This is what athletes use later on for energy to participate in events and races lasting for more than 90 minutes.
The Connection Between Producing Human Growth Hormone and Sleep
Researchers believe a lengthy and heavy period of sleep affects athletic performance. This is because the release of (HGH) human growth hormone occurs during sleep. Additional hormone production is encouraged with more sleep. When an athlete is in deep sleep, the production of HGH promotes recovery of the muscles and body and enhances tissue repair.
For an athlete to perform at their peak during the course of their career, this process is critical. Sleep and exercise both promote a natural increase in the production of HGH. Some athletes take HGH supplements to obtain a competitive advantage.
What Does Lack of Sleep Do to the Body for Men and Women?
Injuries related to sports occur in women more often than men. The most frequently seen injuries for females are sprained ankles, tendonitis, stress fractures in the shinbone or foot, injuries to the rotator cuff, plantar fasciitis and ACL tears. These injuries do not result from a lack of physical fitness. According to researchers at Harvard Medical School, the reason is the basic physiological differences of men and women.
Females have higher levels of estrogen, a wider pelvis, narrower knees and looser ligaments. Women move differently due to their bone’s physical structure. There are precautions female athletes take to help prevent injuries. This includes strengthening the muscles, practicing so their knees are not as close together after landing from a jump and preventing injuries to the feet by using shoe inserts.
Women also suffer from sleep disorders including insomnia more often than men. This can prevent them from receiving the quality sleep necessary for athletics. The good news is women recover faster than men from sleep depravation.
Athletic Sleep Tips
There are tips athletes can use to improve their sleep quality. These tips are detailed below.
Practicing Sleep Hygiene: Athletes should always maintain a regular schedule for sleep including weekends. A room should be reserved just for sleeping. Falling asleep can become easier when the athlete performs the same routine prior to going to bed every night. The best possible temperature for sleep is approximately 65 degrees Fahrenheit. A cooler temperature is often beneficial for athletes.
This is due to the amount of sweat expended by athletes throughout the day combined with a hotter temperature from athletic activities. Athletes should avoid both alcohol and caffeine a few days prior to an event.
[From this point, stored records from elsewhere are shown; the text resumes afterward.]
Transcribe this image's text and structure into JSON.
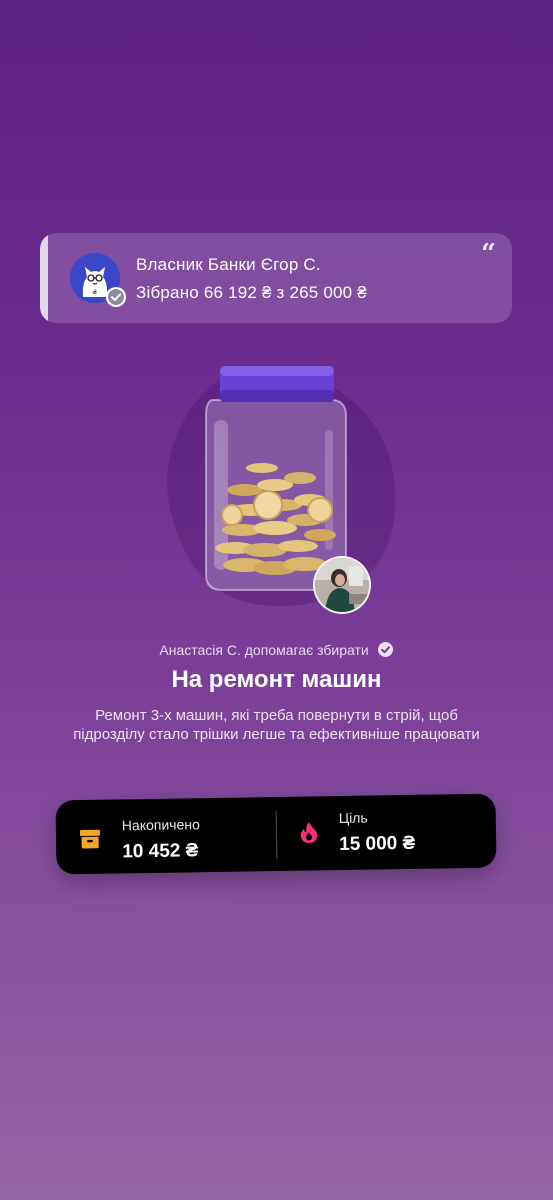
{
  "owner": {
    "name": "Власник Банки Єгор С.",
    "collected": "Зібрано 66 192 ₴ з 265 000 ₴",
    "quote_icon": "quote-icon",
    "verified_icon": "verified-badge-icon"
  },
  "jar": {
    "helper_text": "Анастасія С. допомагає збирати",
    "title": "На ремонт машин",
    "description": "Ремонт 3-х машин, які треба повернути в стрій, щоб підрозділу стало трішки легше та ефективніше працювати"
  },
  "stats": {
    "saved_label": "Накопичено",
    "saved_value": "10 452 ₴",
    "saved_icon": "box-icon",
    "goal_label": "Ціль",
    "goal_value": "15 000 ₴",
    "goal_icon": "flame-icon"
  },
  "colors": {
    "background_top": "#5e2387",
    "background_bottom": "#9566a3",
    "lid": "#6a3fd6",
    "box_icon": "#f5a524",
    "flame_icon": "#ff2e7a"
  }
}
Medications and sleeping aids should not be used since they can impact the performance of the athlete. The exception is if they are prescribed by a physician.
Decreasing the Impact of Jet Lag: The ability of athletes to sleep is impacted by jetlag from travel. When traveling to the east, it is more difficult to overcome jetlag. Athletes traveling to the west or less frequently often gain a competitive edge. This is because they are already used to the specific time zone. This is similar to having the proverbial home-court advantage. This is referred to as a circadian advantage.
The best option for athletes is arriving at their destination a few days early whenever possible. This helps them acclimate to the new time zone.
Avoiding Exercising in the Evening: When the temperature of the body decreases, sleep is induced. The athlete gains the ability to sustain sleep. Exercising too close to bedtime raises body temperature. This negatively impacts sleep. Workouts and training should be performed during the morning or afternoon. This provides the body with energy for the day. The best scenario is exercising outside in the sunlight so the circadian rhythms are synced.